• _About this exercise_: Once the line with "Parse this screenshot: output" is found in the material, write out that line and every later line exactly, through the end.

• _Extracted records_:
——————
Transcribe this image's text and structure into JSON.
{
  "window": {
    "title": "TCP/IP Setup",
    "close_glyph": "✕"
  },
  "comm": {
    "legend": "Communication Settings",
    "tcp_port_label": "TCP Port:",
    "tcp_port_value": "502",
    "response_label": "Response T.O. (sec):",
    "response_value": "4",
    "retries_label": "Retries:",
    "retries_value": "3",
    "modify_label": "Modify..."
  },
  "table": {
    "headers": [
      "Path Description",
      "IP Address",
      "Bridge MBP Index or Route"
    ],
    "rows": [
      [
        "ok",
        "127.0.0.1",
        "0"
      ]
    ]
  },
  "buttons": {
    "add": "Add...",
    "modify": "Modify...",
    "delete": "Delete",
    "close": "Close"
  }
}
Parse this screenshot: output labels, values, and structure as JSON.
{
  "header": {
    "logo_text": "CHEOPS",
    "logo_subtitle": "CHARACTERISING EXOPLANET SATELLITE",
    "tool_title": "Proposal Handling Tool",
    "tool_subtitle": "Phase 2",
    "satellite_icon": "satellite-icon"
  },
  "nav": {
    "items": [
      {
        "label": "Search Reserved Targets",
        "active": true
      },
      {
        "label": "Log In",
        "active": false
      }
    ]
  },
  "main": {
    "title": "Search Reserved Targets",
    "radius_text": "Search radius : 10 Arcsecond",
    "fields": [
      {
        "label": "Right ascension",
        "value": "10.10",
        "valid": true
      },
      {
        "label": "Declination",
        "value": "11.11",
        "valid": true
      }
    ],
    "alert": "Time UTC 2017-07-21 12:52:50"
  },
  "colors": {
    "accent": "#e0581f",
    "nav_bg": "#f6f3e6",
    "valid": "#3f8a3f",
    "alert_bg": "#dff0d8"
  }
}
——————
• _Solution to the exercise_:
Parse this screenshot: output labels, values, and structure as JSON.
{
  "header": {
    "logo_text": "CHEOPS",
    "logo_subtitle": "CHARACTERISING EXOPLANET SATELLITE",
    "tool_title": "Proposal Handling Tool",
    "tool_subtitle": "Phase 2",
    "satellite_icon": "satellite-icon"
  },
  "nav": {
    "items": [
      {
        "label": "Search Reserved Targets",
        "active": true
      },
      {
        "label": "Log In",
        "active": false
      }
    ]
  },
  "main": {
    "title": "Search Reserved Targets",
    "radius_text": "Search radius : 10 Arcsecond",
    "fields": [
      {
        "label": "Right ascension",
        "value": "10.10",
        "valid": true
      },
      {
        "label": "Declination",
        "value": "11.11",
        "valid": true
      }
    ],
    "alert": "Time UTC 2017-07-21 12:52:50"
  },
  "colors": {
    "accent": "#e0581f",
    "nav_bg": "#f6f3e6",
    "valid": "#3f8a3f",
    "alert_bg": "#dff0d8"
  }
}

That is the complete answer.